December 17, 2013
Documents from the ICTR-NE (Information and Communications Technology Research - Network Exploitation) organization at the GCHQ show that it operates a program under the name FLYING PIG that provides analysts with information about secure communications over TLS/SSL. The primary motivation for this program was the increasing use of TLS/SSL by GCHQ targets, according to one of the documents.
The documents, originally published by Brazilian TV program Fantástico in September, provide an insightful look into the program that allows analysts to query the vast repository of metadata about the world's secure communications. In this article, I describe the program on the basis of some actual screen captures of its interface.
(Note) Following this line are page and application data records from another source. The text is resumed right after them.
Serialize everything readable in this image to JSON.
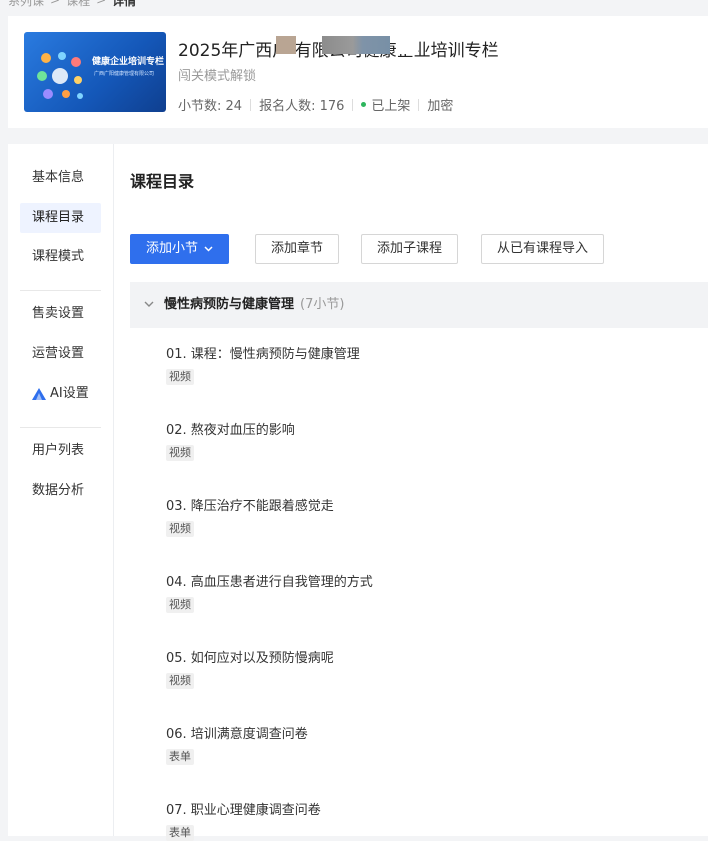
{
  "breadcrumb": {
    "items": [
      "系列课",
      "课程",
      "详情"
    ],
    "sep": ">"
  },
  "header": {
    "cover_title": "健康企业培训专栏",
    "cover_subtitle": "广西广阳健康管理有限公司",
    "title": "2025年广西广          有限公司健康企业培训专栏",
    "mode": "闯关模式解锁",
    "lessons_label": "小节数: 24",
    "signups_label": "报名人数: 176",
    "status": "已上架",
    "encrypted": "加密",
    "status_color": "#2db55d"
  },
  "sidebar": {
    "items": [
      {
        "label": "基本信息"
      },
      {
        "label": "课程目录"
      },
      {
        "label": "课程模式"
      },
      {
        "label": "售卖设置"
      },
      {
        "label": "运营设置"
      },
      {
        "label": "AI设置",
        "icon": "ai-triangle-icon"
      },
      {
        "label": "用户列表"
      },
      {
        "label": "数据分析"
      }
    ],
    "active": "课程目录"
  },
  "content": {
    "title": "课程目录",
    "buttons": {
      "add_lesson": "添加小节",
      "add_chapter": "添加章节",
      "add_subcourse": "添加子课程",
      "import": "从已有课程导入"
    },
    "chapter": {
      "title": "慢性病预防与健康管理",
      "count": "(7小节)"
    },
    "lessons": [
      {
        "title": "01. 课程：慢性病预防与健康管理",
        "type": "视频"
      },
      {
        "title": "02. 熬夜对血压的影响",
        "type": "视频"
      },
      {
        "title": "03. 降压治疗不能跟着感觉走",
        "type": "视频"
      },
      {
        "title": "04. 高血压患者进行自我管理的方式",
        "type": "视频"
      },
      {
        "title": "05. 如何应对以及预防慢病呢",
        "type": "视频"
      },
      {
        "title": "06. 培训满意度调查问卷",
        "type": "表单"
      },
      {
        "title": "07. 职业心理健康调查问卷",
        "type": "表单"
      }
    ]
  },
  "colors": {
    "primary": "#2f6fed",
    "active_nav_bg": "#eef3ff"
  }
}
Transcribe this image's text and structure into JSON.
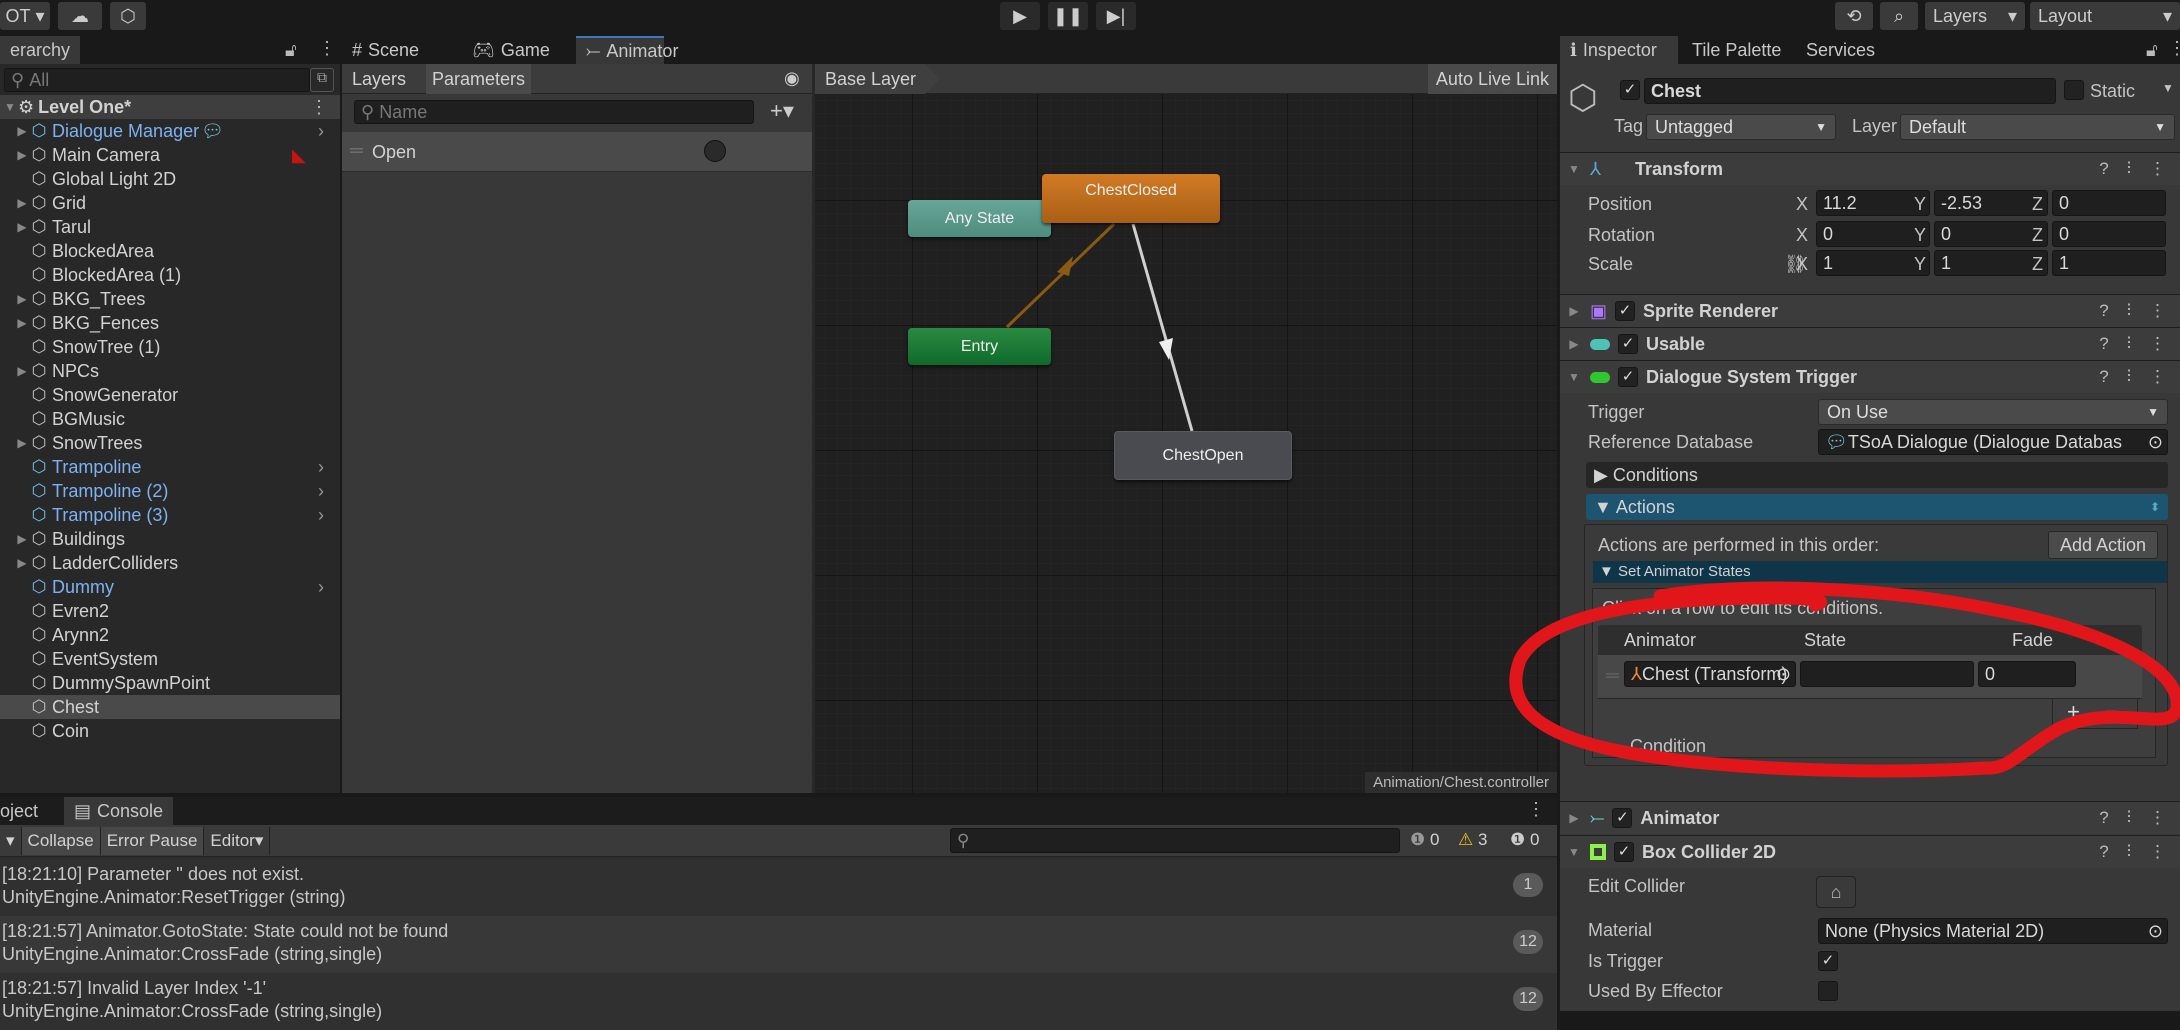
{
  "toolbar": {
    "account_label": "OT",
    "layers_label": "Layers",
    "layout_label": "Layout",
    "play_icon": "play-icon",
    "pause_icon": "pause-icon",
    "step_icon": "step-icon"
  },
  "hierarchy": {
    "tab_label": "erarchy",
    "search_placeholder": "All",
    "scene_name": "Level One*",
    "selected": "Chest",
    "items": [
      {
        "name": "Dialogue Manager",
        "expandable": true,
        "prefab": true,
        "chevron": true
      },
      {
        "name": "Main Camera",
        "expandable": true
      },
      {
        "name": "Global Light 2D"
      },
      {
        "name": "Grid",
        "expandable": true
      },
      {
        "name": "Tarul",
        "expandable": true
      },
      {
        "name": "BlockedArea"
      },
      {
        "name": "BlockedArea (1)"
      },
      {
        "name": "BKG_Trees",
        "expandable": true
      },
      {
        "name": "BKG_Fences",
        "expandable": true
      },
      {
        "name": "SnowTree (1)"
      },
      {
        "name": "NPCs",
        "expandable": true
      },
      {
        "name": "SnowGenerator"
      },
      {
        "name": "BGMusic"
      },
      {
        "name": "SnowTrees",
        "expandable": true
      },
      {
        "name": "Trampoline",
        "prefab": true,
        "chevron": true
      },
      {
        "name": "Trampoline (2)",
        "prefab": true,
        "chevron": true
      },
      {
        "name": "Trampoline (3)",
        "prefab": true,
        "chevron": true
      },
      {
        "name": "Buildings",
        "expandable": true
      },
      {
        "name": "LadderColliders",
        "expandable": true
      },
      {
        "name": "Dummy",
        "prefab": true,
        "chevron": true
      },
      {
        "name": "Evren2"
      },
      {
        "name": "Arynn2"
      },
      {
        "name": "EventSystem"
      },
      {
        "name": "DummySpawnPoint"
      },
      {
        "name": "Chest",
        "selected": true
      },
      {
        "name": "Coin"
      }
    ]
  },
  "center_tabs": {
    "scene": "Scene",
    "game": "Game",
    "animator": "Animator"
  },
  "animator": {
    "layers_tab": "Layers",
    "parameters_tab": "Parameters",
    "search_placeholder": "Name",
    "parameters": [
      {
        "name": "Open",
        "type": "trigger"
      }
    ],
    "breadcrumb": "Base Layer",
    "auto_live_link": "Auto Live Link",
    "footer_path": "Animation/Chest.controller",
    "states": {
      "any_state": "Any State",
      "entry": "Entry",
      "chest_closed": "ChestClosed",
      "chest_open": "ChestOpen"
    },
    "colors": {
      "any_state": "#5a9a8c",
      "entry": "#1f7a35",
      "default_state": "#c06e20",
      "state": "#4a4b50"
    }
  },
  "console": {
    "project_tab": "oject",
    "console_tab": "Console",
    "collapse": "Collapse",
    "error_pause": "Error Pause",
    "editor": "Editor",
    "counts": {
      "info": "0",
      "warning": "3",
      "error": "0"
    },
    "entries": [
      {
        "line1": "[18:21:10] Parameter '' does not exist.",
        "line2": "UnityEngine.Animator:ResetTrigger (string)",
        "count": "1"
      },
      {
        "line1": "[18:21:57] Animator.GotoState: State could not be found",
        "line2": "UnityEngine.Animator:CrossFade (string,single)",
        "count": "12"
      },
      {
        "line1": "[18:21:57] Invalid Layer Index '-1'",
        "line2": "UnityEngine.Animator:CrossFade (string,single)",
        "count": "12"
      }
    ]
  },
  "inspector": {
    "tabs": {
      "inspector": "Inspector",
      "tile_palette": "Tile Palette",
      "services": "Services"
    },
    "object_name": "Chest",
    "static_label": "Static",
    "tag_label": "Tag",
    "tag_value": "Untagged",
    "layer_label": "Layer",
    "layer_value": "Default",
    "transform": {
      "title": "Transform",
      "position_label": "Position",
      "rotation_label": "Rotation",
      "scale_label": "Scale",
      "position": {
        "x": "11.2",
        "y": "-2.53",
        "z": "0"
      },
      "rotation": {
        "x": "0",
        "y": "0",
        "z": "0"
      },
      "scale": {
        "x": "1",
        "y": "1",
        "z": "1"
      },
      "axis_x": "X",
      "axis_y": "Y",
      "axis_z": "Z"
    },
    "sprite_renderer": "Sprite Renderer",
    "usable": "Usable",
    "dst": {
      "title": "Dialogue System Trigger",
      "trigger_label": "Trigger",
      "trigger_value": "On Use",
      "refdb_label": "Reference Database",
      "refdb_value": "TSoA Dialogue (Dialogue Databas",
      "conditions": "Conditions",
      "actions": "Actions",
      "actions_order": "Actions are performed in this order:",
      "add_action": "Add Action",
      "set_animator_states": "Set Animator States",
      "click_row": "Click on a row to edit its conditions.",
      "col_animator": "Animator",
      "col_state": "State",
      "col_fade": "Fade",
      "row_animator": "Chest (Transform)",
      "row_state": "",
      "row_fade": "0",
      "condition": "Condition"
    },
    "animator_comp": "Animator",
    "box_collider": {
      "title": "Box Collider 2D",
      "edit_collider": "Edit Collider",
      "material_label": "Material",
      "material_value": "None (Physics Material 2D)",
      "is_trigger": "Is Trigger",
      "is_trigger_checked": true,
      "used_by_effector": "Used By Effector",
      "used_by_effector_checked": false
    }
  },
  "annotation_color": "#e0161b"
}
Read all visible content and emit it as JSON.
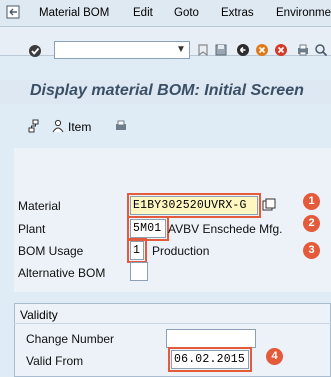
{
  "menubar": {
    "items": [
      {
        "label": "Material BOM"
      },
      {
        "label": "Edit"
      },
      {
        "label": "Goto"
      },
      {
        "label": "Extras"
      },
      {
        "label": "Environme"
      }
    ]
  },
  "toolbar": {
    "command_field": ""
  },
  "page": {
    "title": "Display material BOM: Initial Screen"
  },
  "app_toolbar": {
    "item_label": "Item"
  },
  "form": {
    "material": {
      "label": "Material",
      "value": "E1BY302520UVRX-G"
    },
    "plant": {
      "label": "Plant",
      "value": "5M01",
      "description": "AVBV Enschede Mfg."
    },
    "bom_usage": {
      "label": "BOM Usage",
      "value": "1",
      "description": "Production"
    },
    "alternative_bom": {
      "label": "Alternative BOM",
      "value": ""
    }
  },
  "validity": {
    "title": "Validity",
    "change_number": {
      "label": "Change Number"
    },
    "valid_from": {
      "label": "Valid From",
      "value": "06.02.2015"
    }
  },
  "callouts": [
    "1",
    "2",
    "3",
    "4"
  ],
  "colors": {
    "callout": "#e35b3b",
    "background": "#dfebf5",
    "title_text": "#3b5066"
  },
  "icons": {
    "exit": "exit-icon",
    "enter": "checkmark-icon",
    "save": "save-icon",
    "back": "back-icon",
    "exit2": "exit-session-icon",
    "cancel": "cancel-icon",
    "bom_header": "bom-hierarchy-icon",
    "item": "person-item-icon",
    "print": "print-icon",
    "matchcode": "matchcode-icon"
  }
}
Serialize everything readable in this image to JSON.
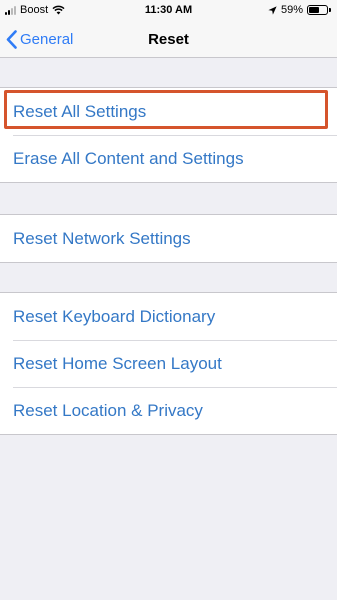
{
  "status_bar": {
    "carrier": "Boost",
    "time": "11:30 AM",
    "battery_percent": "59%",
    "battery_level": 0.59,
    "icons": [
      "signal-icon",
      "wifi-icon",
      "location-icon",
      "battery-icon"
    ]
  },
  "nav": {
    "back_label": "General",
    "title": "Reset"
  },
  "groups": [
    {
      "items": [
        "Reset All Settings",
        "Erase All Content and Settings"
      ]
    },
    {
      "items": [
        "Reset Network Settings"
      ]
    },
    {
      "items": [
        "Reset Keyboard Dictionary",
        "Reset Home Screen Layout",
        "Reset Location & Privacy"
      ]
    }
  ],
  "colors": {
    "accent": "#3478c6",
    "highlight": "#d5542c",
    "background": "#efeff4"
  }
}
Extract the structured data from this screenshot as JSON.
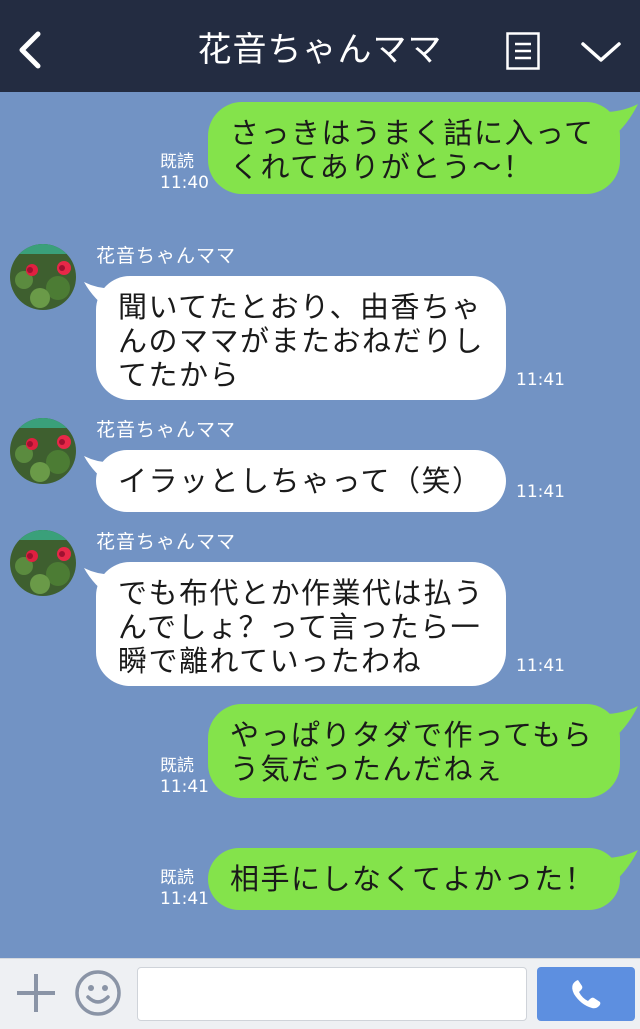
{
  "header": {
    "title": "花音ちゃんママ"
  },
  "contact": {
    "name": "花音ちゃんママ"
  },
  "messages": [
    {
      "from": "me",
      "lines": [
        "さっきはうまく話に入って",
        "くれてありがとう〜！"
      ],
      "read": "既読",
      "time": "11:40"
    },
    {
      "from": "them",
      "lines": [
        "聞いてたとおり、由香ちゃ",
        "んのママがまたおねだりし",
        "てたから"
      ],
      "time": "11:41"
    },
    {
      "from": "them",
      "lines": [
        "イラッとしちゃって（笑）"
      ],
      "time": "11:41"
    },
    {
      "from": "them",
      "lines": [
        "でも布代とか作業代は払う",
        "んでしょ？って言ったら一",
        "瞬で離れていったわね"
      ],
      "time": "11:41"
    },
    {
      "from": "me",
      "lines": [
        "やっぱりタダで作ってもら",
        "う気だったんだねぇ"
      ],
      "read": "既読",
      "time": "11:41"
    },
    {
      "from": "me",
      "lines": [
        "相手にしなくてよかった！"
      ],
      "read": "既読",
      "time": "11:41"
    }
  ],
  "footer": {
    "input_placeholder": ""
  },
  "colors": {
    "header_bg": "#232c41",
    "chat_bg": "#7293c4",
    "my_bubble": "#84e34b",
    "their_bubble": "#ffffff",
    "send_button": "#5d8fe0"
  },
  "icons": [
    "back-icon",
    "menu-icon",
    "chevron-down-icon",
    "plus-icon",
    "emoji-icon",
    "phone-icon"
  ]
}
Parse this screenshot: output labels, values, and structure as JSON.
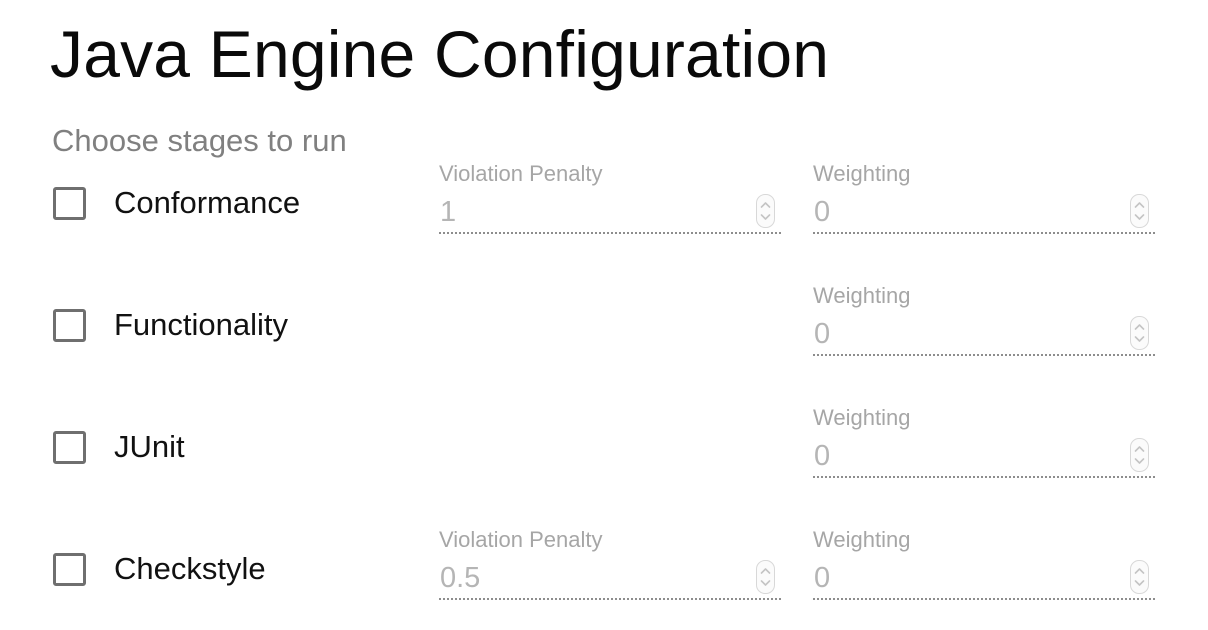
{
  "page": {
    "title": "Java Engine Configuration",
    "stages_heading": "Choose stages to run"
  },
  "stages": [
    {
      "label": "Conformance",
      "checked": false,
      "violation_penalty": {
        "label": "Violation Penalty",
        "value": "1"
      },
      "weighting": {
        "label": "Weighting",
        "value": "0"
      }
    },
    {
      "label": "Functionality",
      "checked": false,
      "weighting": {
        "label": "Weighting",
        "value": "0"
      }
    },
    {
      "label": "JUnit",
      "checked": false,
      "weighting": {
        "label": "Weighting",
        "value": "0"
      }
    },
    {
      "label": "Checkstyle",
      "checked": false,
      "violation_penalty": {
        "label": "Violation Penalty",
        "value": "0.5"
      },
      "weighting": {
        "label": "Weighting",
        "value": "0"
      }
    }
  ],
  "icons": {
    "stepper": "up-down-chevron-icon"
  },
  "colors": {
    "title_text": "#0a0a0a",
    "muted_text": "#808080",
    "disabled_field_label": "#a6a6a6",
    "disabled_field_value": "#b5b5b5",
    "checkbox_border": "#6f6f6f",
    "field_underline": "#8d8d8d"
  }
}
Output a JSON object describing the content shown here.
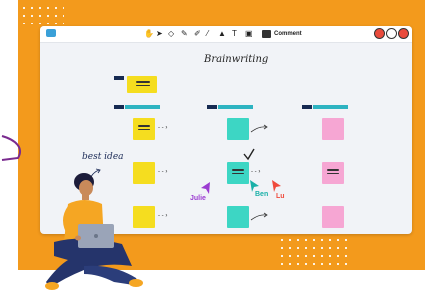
{
  "toolbar": {
    "tools": [
      "hand-icon",
      "pointer-icon",
      "eraser-icon",
      "pen-icon",
      "highlighter-icon",
      "line-icon",
      "shape-icon",
      "text-icon",
      "sticky-note-icon"
    ],
    "text_tool": "T",
    "comment_label": "Comment",
    "avatars": [
      {
        "color": "#e94b3c"
      },
      {
        "color": "#ffffff"
      },
      {
        "color": "#e94b3c"
      }
    ]
  },
  "board": {
    "title": "Brainwriting"
  },
  "annotation": {
    "best_idea": "best idea"
  },
  "cursors": [
    {
      "name": "Julie",
      "color": "#9b3bd1"
    },
    {
      "name": "Ben",
      "color": "#1ab0a8"
    },
    {
      "name": "Lu",
      "color": "#ef4a3c"
    }
  ],
  "colors": {
    "background": "#f39a1c",
    "yellow_note": "#f5dd1f",
    "teal_note": "#3dd6c4",
    "pink_note": "#f6a6d3",
    "header_navy": "#162a52",
    "header_teal": "#2db3c1"
  }
}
November 02, 2013
Today, someone pointed me at an article in Belgian newspaper De Standaard in which Karolien Grosemans, a Belgian MP of the New Flemish Alliance (N-VA), claimed the U.S. Army had read one of her emails. In this email she asked an expert for advice on a draft legislation on cyber attacks and security, hence the subject field of the email contained the words "cyberaanvallen" (cyber attacks) and "cyber security".
September 14, 2013
On Tuesday I found that former Dutch certificate authority DigiNotar, known for its security breach in 2011, was briefly mentioned in a Globo video report about NSA spying on Sunday. I documented the finding in a few tweets and put the four frames (of the same slide) that mentioned the name DigiNotar together in an album. Because the slide was only partly visible I had a difficult time making any sense of it. So, I wrote down what I considered to be plausible:
From the part of the text that is visible I suspect at least NSA's 'Flying Pig' was used in some investigation of the security breach.Koen Rouwhorst on Twitter
September 07, 2013
In recent weeks, there was some fuss about a new agreement between digital book distribution platform eBoekhuis and connected vendors. This agreement obliges vendors to hand over previously-private customer information to anti-piracy group BREIN, should a purchased e-book at some point turn up on the internet (e.g. BitTorrent, Usenet, file-sharing sites). In order to trace a book back to the customer, a transaction code is watermarked into it. When I noticed one of the eBookhuis-connected vendors (i.e. Bol.com) started selling watermarked e-books, I bought one to see what this watermark would look like.
August 31, 2013
This is the transcript I made of a message from Edward Snowden that was read out by Jacob Appelbaum yesterday at the Whistleblower Award 2013. You can watch the video on YouTube.